* **Data for review**:
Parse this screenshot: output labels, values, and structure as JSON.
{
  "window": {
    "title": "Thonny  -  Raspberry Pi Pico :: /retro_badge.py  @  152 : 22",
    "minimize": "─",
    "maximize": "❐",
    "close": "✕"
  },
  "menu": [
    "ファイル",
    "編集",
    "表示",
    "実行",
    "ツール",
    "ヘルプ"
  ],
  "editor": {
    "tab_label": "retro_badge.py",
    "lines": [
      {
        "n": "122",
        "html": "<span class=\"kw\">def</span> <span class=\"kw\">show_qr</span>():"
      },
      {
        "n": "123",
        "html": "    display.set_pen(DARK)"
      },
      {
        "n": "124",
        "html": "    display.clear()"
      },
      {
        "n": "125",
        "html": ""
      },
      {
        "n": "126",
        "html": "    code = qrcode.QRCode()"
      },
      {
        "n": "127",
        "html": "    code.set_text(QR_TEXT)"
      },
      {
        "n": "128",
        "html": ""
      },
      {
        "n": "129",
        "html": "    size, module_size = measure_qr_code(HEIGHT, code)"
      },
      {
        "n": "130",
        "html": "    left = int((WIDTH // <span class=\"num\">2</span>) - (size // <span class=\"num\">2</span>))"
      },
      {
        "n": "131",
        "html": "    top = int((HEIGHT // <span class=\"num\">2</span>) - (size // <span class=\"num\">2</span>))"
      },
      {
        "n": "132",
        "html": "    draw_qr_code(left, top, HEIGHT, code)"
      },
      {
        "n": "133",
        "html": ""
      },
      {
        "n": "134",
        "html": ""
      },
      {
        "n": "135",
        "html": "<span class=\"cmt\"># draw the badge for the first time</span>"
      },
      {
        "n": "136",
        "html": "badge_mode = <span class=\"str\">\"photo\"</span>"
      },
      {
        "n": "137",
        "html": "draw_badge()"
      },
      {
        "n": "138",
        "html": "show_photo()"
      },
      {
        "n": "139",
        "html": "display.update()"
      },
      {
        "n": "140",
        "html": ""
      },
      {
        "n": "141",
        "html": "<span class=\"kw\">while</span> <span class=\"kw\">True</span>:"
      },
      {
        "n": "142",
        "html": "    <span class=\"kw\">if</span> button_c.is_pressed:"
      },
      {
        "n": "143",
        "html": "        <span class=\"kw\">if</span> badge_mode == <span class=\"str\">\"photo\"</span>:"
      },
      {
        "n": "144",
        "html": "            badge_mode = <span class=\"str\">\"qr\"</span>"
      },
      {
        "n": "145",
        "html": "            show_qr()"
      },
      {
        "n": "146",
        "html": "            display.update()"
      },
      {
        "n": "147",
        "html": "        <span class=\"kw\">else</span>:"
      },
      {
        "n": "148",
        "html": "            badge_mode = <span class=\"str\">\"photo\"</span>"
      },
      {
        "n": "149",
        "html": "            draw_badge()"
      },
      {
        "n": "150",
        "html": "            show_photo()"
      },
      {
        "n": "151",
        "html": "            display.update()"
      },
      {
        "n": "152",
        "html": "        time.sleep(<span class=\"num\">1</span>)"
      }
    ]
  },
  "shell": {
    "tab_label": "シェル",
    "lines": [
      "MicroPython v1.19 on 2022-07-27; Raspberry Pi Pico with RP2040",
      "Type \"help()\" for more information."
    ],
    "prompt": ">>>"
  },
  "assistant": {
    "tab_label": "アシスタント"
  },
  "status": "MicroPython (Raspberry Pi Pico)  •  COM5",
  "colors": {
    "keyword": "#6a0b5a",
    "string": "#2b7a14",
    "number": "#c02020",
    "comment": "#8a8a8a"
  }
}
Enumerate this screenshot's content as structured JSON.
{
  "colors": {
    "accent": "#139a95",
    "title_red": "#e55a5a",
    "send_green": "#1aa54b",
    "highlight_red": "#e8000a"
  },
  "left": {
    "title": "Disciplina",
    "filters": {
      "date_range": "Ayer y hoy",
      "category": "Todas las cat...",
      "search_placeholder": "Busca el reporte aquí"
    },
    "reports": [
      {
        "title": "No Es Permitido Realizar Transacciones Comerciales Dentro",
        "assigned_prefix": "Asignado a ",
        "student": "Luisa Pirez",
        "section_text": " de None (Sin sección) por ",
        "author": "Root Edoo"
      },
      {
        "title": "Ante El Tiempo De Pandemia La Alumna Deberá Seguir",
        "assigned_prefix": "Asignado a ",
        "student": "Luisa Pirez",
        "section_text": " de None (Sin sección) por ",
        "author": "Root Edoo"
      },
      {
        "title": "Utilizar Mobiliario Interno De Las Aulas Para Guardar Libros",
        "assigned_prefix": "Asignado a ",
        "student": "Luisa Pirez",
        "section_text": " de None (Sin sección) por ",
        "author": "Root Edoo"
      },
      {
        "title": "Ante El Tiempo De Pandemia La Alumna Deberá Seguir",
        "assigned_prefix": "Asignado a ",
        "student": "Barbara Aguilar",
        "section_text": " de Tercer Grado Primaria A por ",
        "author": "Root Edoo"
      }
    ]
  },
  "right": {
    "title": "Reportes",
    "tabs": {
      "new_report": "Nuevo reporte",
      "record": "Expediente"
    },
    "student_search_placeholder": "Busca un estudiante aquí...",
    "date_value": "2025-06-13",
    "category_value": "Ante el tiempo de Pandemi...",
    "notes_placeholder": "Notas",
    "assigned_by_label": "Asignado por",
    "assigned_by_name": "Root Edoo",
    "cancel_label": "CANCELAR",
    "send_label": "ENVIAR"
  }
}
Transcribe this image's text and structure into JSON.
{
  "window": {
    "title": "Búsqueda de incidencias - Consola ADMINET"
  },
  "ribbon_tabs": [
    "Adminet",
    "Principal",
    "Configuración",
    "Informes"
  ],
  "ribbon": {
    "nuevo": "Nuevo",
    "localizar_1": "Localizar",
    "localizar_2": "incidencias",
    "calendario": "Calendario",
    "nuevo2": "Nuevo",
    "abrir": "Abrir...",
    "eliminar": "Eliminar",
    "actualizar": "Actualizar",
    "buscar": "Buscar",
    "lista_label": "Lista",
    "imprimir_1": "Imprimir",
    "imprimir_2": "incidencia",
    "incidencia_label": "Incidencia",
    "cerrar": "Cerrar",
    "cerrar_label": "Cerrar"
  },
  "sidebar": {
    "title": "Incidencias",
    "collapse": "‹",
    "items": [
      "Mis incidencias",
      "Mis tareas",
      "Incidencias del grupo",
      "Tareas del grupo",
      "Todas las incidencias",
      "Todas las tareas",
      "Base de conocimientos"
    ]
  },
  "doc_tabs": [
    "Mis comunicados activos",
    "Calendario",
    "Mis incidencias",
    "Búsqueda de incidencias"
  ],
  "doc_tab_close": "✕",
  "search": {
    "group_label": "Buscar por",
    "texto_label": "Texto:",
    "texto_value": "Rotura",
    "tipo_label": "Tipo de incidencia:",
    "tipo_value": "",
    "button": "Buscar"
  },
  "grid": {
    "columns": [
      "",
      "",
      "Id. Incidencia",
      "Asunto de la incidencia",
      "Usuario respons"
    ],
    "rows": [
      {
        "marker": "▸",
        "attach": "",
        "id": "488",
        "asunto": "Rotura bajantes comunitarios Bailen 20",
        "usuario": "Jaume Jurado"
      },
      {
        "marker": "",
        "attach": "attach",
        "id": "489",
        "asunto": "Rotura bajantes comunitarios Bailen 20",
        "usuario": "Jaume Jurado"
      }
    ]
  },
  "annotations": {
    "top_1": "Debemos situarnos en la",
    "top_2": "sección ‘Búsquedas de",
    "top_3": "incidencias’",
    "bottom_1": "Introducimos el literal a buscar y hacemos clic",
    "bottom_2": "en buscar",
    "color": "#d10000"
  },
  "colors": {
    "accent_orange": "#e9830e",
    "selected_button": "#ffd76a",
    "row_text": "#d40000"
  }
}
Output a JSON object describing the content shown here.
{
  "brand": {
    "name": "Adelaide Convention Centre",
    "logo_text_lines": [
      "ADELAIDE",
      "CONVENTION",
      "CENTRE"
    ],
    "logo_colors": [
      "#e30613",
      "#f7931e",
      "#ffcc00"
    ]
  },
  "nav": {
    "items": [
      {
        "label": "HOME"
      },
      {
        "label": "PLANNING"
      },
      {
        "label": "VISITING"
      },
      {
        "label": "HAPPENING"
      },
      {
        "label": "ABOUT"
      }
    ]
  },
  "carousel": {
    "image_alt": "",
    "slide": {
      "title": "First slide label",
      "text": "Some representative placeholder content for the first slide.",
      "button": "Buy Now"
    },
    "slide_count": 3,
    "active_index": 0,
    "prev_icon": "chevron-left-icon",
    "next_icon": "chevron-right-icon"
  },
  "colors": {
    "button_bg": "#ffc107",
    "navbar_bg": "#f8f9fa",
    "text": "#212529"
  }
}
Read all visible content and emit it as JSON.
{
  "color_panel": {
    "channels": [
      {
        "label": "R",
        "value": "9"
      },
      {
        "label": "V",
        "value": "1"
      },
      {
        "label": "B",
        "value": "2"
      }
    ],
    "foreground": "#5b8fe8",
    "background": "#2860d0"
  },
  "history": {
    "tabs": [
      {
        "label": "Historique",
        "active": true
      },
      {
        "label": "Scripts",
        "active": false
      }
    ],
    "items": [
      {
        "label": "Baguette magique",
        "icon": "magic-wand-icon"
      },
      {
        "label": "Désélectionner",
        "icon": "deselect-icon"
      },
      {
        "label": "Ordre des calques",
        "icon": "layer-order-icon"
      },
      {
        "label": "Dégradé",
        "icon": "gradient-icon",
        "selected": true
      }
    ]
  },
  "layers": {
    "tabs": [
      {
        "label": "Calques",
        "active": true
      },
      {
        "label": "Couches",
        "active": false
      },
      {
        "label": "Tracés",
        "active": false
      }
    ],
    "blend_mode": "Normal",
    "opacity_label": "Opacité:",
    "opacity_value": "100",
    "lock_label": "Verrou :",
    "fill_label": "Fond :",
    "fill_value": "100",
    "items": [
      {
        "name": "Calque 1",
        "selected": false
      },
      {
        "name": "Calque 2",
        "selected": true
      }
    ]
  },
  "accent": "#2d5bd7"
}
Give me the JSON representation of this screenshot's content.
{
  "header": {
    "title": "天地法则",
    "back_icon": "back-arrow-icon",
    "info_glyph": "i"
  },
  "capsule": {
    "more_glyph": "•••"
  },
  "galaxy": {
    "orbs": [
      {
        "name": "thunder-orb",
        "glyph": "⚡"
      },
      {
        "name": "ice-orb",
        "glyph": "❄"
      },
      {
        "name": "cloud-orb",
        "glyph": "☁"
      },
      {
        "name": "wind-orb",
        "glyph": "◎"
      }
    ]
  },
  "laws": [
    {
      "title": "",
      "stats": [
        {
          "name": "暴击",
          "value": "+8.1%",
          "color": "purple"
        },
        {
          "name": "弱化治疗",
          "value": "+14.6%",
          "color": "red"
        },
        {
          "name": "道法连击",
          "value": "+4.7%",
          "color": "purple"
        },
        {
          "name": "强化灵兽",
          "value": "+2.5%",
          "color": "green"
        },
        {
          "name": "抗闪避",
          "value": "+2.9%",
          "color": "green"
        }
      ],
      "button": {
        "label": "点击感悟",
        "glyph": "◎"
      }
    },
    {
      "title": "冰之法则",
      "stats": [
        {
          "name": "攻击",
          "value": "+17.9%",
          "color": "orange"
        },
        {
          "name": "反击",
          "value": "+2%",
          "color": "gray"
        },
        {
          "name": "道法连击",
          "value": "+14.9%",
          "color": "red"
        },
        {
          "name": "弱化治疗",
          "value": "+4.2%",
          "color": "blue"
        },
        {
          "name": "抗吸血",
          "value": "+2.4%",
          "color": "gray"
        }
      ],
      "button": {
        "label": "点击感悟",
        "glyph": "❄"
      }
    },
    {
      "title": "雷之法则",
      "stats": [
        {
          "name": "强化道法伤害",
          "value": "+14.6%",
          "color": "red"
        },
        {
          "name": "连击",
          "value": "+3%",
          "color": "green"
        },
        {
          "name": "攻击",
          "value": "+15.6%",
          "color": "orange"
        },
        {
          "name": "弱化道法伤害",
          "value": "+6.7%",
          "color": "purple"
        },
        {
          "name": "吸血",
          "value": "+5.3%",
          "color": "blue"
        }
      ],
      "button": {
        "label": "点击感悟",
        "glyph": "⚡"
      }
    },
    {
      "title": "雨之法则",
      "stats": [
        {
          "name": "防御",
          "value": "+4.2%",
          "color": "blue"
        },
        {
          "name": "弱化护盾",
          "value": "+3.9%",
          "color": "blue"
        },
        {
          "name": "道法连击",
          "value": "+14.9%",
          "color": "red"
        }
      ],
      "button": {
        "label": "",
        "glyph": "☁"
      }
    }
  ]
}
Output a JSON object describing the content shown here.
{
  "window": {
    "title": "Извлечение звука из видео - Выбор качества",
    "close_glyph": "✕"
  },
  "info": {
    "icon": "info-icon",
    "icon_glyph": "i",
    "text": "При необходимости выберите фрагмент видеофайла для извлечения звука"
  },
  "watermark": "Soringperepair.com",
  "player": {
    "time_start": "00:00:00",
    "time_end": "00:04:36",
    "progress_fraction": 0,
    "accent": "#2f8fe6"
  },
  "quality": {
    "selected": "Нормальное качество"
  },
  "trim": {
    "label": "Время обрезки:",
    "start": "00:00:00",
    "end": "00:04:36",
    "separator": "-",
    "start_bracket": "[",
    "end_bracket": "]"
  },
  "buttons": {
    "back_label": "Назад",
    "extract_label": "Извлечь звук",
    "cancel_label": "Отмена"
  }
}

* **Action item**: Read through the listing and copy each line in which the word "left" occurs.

* **Response below**:
        "html": "    left = int((WIDTH // <span class=\"num\">2</span>) - (size // <span class=\"num\">2</span>))"
        "html": "    draw_qr_code(left, top, HEIGHT, code)"
  "left": {
    "prev_icon": "chevron-left-icon",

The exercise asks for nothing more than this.